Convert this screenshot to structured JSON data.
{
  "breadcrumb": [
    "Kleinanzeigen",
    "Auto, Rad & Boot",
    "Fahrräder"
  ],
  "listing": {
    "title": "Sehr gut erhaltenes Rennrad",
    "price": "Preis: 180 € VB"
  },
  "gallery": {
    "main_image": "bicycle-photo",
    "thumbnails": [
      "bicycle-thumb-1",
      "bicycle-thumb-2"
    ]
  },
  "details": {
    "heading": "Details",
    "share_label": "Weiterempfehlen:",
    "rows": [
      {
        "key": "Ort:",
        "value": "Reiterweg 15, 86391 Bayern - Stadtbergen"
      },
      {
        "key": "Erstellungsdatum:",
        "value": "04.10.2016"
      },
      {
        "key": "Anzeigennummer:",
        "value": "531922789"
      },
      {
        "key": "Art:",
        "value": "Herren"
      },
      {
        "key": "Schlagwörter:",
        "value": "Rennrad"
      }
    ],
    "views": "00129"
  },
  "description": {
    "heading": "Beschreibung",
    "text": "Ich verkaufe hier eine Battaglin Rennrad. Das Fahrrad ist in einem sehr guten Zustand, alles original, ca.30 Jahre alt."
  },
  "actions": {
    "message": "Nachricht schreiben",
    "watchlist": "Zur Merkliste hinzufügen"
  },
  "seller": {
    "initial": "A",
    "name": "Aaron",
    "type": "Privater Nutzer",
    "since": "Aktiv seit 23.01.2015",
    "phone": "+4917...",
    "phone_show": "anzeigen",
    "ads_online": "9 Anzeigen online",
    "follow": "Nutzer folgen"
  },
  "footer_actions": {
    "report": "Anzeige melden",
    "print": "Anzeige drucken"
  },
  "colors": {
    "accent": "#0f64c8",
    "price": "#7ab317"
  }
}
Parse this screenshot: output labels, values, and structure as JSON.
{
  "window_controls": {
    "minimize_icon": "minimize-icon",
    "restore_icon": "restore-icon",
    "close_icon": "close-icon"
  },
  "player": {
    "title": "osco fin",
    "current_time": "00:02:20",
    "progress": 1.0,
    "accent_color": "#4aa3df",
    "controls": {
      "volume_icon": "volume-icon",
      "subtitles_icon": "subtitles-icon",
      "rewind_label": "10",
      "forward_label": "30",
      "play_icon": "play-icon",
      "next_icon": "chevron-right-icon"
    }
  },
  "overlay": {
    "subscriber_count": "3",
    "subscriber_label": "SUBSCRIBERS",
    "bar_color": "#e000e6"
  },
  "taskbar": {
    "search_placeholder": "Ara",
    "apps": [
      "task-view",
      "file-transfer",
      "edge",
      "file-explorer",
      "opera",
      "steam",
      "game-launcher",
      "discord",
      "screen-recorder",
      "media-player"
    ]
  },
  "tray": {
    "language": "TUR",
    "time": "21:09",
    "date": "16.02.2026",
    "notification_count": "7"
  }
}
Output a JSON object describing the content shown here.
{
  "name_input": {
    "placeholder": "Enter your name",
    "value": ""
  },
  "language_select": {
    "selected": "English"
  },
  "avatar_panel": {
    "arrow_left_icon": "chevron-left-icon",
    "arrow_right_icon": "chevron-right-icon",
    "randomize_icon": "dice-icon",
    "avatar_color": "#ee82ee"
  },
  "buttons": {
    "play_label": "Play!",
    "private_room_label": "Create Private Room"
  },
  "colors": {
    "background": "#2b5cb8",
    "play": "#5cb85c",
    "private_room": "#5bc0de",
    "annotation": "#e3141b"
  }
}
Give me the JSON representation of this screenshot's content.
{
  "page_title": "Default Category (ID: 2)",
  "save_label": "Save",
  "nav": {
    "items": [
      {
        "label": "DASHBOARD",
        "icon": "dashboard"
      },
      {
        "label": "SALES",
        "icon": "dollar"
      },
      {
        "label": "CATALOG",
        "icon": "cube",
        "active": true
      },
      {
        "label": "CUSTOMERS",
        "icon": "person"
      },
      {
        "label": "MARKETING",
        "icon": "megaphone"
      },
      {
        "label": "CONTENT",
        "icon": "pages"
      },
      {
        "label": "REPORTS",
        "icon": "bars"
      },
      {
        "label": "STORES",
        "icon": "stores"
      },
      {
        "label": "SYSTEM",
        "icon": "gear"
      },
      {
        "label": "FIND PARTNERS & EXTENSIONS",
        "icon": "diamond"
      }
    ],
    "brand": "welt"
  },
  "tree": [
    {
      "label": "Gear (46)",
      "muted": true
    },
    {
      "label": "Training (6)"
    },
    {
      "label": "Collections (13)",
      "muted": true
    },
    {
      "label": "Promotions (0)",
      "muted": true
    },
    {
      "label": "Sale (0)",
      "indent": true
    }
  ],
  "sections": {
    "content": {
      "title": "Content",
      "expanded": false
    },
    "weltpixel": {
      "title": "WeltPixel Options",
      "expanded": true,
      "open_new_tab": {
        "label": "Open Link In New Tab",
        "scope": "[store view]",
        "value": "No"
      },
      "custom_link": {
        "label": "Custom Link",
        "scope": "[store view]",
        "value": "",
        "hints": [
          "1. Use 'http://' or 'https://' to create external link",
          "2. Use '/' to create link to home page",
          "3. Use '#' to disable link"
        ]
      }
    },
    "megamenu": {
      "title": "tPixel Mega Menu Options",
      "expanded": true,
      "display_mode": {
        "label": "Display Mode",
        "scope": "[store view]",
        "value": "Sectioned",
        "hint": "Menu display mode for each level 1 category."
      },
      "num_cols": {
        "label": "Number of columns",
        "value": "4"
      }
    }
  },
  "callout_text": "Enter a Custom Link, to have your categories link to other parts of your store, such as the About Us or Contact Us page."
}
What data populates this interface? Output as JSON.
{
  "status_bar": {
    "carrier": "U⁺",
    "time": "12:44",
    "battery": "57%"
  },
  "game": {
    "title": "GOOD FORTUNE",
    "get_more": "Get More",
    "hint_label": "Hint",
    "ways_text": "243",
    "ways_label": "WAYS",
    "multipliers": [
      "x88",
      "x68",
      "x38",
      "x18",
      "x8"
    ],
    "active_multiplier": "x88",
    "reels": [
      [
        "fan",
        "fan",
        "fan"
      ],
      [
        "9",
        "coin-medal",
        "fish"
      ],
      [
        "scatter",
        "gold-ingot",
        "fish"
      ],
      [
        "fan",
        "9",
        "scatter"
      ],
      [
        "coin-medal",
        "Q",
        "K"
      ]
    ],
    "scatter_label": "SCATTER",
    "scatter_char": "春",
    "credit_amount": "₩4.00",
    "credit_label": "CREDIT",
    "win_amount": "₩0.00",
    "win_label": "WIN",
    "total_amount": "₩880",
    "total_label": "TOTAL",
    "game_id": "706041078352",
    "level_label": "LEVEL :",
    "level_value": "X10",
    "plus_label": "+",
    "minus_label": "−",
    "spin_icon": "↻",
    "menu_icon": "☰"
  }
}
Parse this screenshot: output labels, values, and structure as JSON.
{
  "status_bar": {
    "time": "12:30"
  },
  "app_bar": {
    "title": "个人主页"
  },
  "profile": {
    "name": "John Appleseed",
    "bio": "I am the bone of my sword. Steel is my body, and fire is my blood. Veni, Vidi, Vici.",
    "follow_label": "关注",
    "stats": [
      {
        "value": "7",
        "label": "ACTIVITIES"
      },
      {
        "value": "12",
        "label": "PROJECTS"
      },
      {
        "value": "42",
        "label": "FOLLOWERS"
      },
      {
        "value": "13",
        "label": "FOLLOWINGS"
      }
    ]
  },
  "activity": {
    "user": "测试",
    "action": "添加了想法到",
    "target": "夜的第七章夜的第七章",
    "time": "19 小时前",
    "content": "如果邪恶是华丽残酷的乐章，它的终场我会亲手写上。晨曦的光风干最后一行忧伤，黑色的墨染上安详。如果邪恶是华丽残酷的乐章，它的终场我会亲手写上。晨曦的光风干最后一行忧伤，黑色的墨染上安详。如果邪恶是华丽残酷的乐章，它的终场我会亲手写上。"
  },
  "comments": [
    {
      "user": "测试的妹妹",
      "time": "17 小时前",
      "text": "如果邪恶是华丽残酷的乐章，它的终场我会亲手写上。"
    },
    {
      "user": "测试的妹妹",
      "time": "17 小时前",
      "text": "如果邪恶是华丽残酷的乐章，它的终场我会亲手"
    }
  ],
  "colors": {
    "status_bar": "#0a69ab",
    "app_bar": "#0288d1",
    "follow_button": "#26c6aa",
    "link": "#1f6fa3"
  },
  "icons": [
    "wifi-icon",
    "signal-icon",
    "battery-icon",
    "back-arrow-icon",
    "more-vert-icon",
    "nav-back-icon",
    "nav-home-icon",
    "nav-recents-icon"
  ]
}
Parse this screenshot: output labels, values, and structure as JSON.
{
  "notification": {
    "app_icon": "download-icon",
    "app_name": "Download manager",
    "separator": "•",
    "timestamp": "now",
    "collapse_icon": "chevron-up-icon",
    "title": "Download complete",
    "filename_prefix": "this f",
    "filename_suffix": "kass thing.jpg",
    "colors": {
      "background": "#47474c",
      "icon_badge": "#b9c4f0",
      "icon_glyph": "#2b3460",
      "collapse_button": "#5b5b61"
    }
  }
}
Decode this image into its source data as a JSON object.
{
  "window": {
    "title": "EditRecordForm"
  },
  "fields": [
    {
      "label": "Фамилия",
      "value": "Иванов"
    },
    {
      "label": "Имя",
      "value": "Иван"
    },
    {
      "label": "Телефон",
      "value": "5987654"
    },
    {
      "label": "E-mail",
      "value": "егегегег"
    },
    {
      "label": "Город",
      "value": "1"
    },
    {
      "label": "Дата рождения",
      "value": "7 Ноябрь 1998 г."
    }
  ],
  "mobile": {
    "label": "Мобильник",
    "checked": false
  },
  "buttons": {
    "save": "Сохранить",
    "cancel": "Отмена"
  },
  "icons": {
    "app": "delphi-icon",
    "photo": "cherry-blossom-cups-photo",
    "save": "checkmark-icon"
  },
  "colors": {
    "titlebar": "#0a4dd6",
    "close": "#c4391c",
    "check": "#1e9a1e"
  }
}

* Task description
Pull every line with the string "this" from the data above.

* Final answer
Convert this screenshot to structured JSON data.
Parse this screenshot: output labels, values, and structure as JSON.
Give me the JSON representation of this screenshot's content.
What data populates this interface? Output as JSON.
Parse this screenshot: output labels, values, and structure as JSON.
Parse this screenshot: output labels, values, and structure as JSON.
    "filename_prefix": "this f",
Decode this image into its source data as a JSON object.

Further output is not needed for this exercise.